I think councilors will find the referendum option very attractive. Not only will they be able to say their vote was guided by the will of the people (or at least those who vote in the city election), but it will also put off a controversial vote until after the council election. Voting any time from now until the election puts councilors into an electoral bind, because whichever way they vote, they will make someone upset and less likely to vote for them.

Still, the referendum route could have some unintended consequences. Making a new Lowell High School the central issue in a city election could draw more candidates and voters with destabilizing results to the political status quo. Plus, there will be great pressure to put off the decision to January to let the new council decide. So perhaps there will be no referendum after all.

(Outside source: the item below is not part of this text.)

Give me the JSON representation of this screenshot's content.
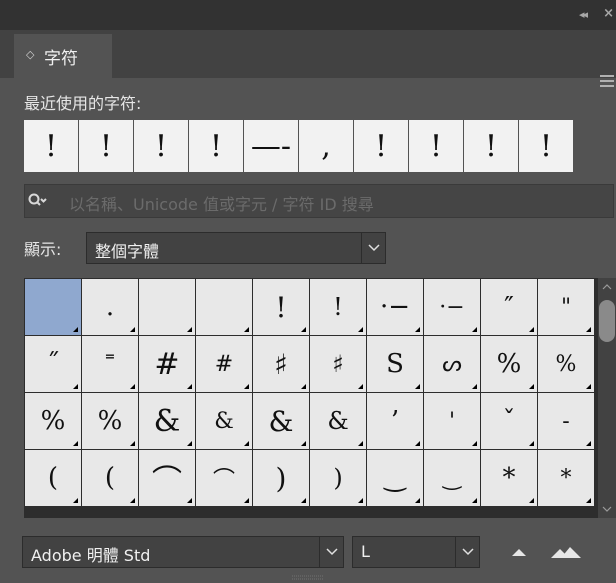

Lowell Waterways Vitality Action Plan

Congratulations to Fred Faust and Paul Marion for all of their efforts on the Lowell Waterways Vitality plan which will use modern lighting to draw attention and people to several water features in Lowell to spur economic development and increase local pride and satisfaction with our city. The two minute video that brings this vision to life already has 37,000 views and 744 shares on Facebook.

The sites to be illuminated are the Swamp Locks in the midst of the Hamilton Canal Innovation District; the Lower Locks alongside the UMass Lowell Inn & Conference Center; the Merrimack Canal at Lucy Larcom Park; and Ecumenical Plaza which connects Holy Trinity and St. Patrick’s churches in the Acre. Also to be illuminated are the Cox Bridge on Bridge Street and the Ouellette Bridge on Aiken Street.

For more details about this effort, see my report from Thursday night’s meeting. To see the video and to learn more about future plans, check out the Lowell Heritage Partnership website.

Lowell Trust Act

A group of Lowell residents will present a petition to the council at Tuesday night’s meeting asking councilors to consider adopting a Trust Ordinance of the type previously enacted by Boston and other cities in the Commonwealth. The Boston Trust Ordinance provides guidance to local law enforcement on how to handle requests from federal immigration officials to detain certain individuals in city custody.

From a local law enforcement perspective, this type of ordinance is a good idea. Like poor people everywhere, recent immigrants and refugees are the members of our community most likely to be victims of crimes. As such, they are the ones most likely to come into contact with local law enforcement as crime victims and witnesses. Yet if they are fearful of the immigration consequences of such cooperation, they won’t do it and crime will go undetected and unpunished.

This will unfortunately be a controversial measure. Much effort has been expended to demonize immigrants and refugees, so too many in our community will have a reflexively negative response to this. But this is not something the council should sidestep with claims it’s a federal issue. It’s not. The people affected live here in our midst. This needs to be addressed.

The petitioners ask the councilors to refer the matter to a subcommittee for further investigation and discussion. That seems like a wise course that hopefully will be followed.

Local Media Departures

Best wishes to the Lowell Sun’s Grant Welker and Lisa Redmond as they move on to new employment opportunities. Welker heads to the Worcester Business Journal; Redmond is going to Patch.com to be the online news site’s Middlesex County court reporter. Patch was started a number of years ago be America Online and has thousands of local sites around the country including ones covering Chelmsford, Tewksbury, Westford, Andover and Bedford. The local sites are supplemented by centralized regional coverage of the type Lisa will provide.

One Response to Lowell Week in Review: February 5, 2017

  1. Gail says:

    If the HS is going to be located on West Meadow Rd. They better be building two new bridges over the river to accommodate the additional traffic. Most morning traffic is backed up from the river to the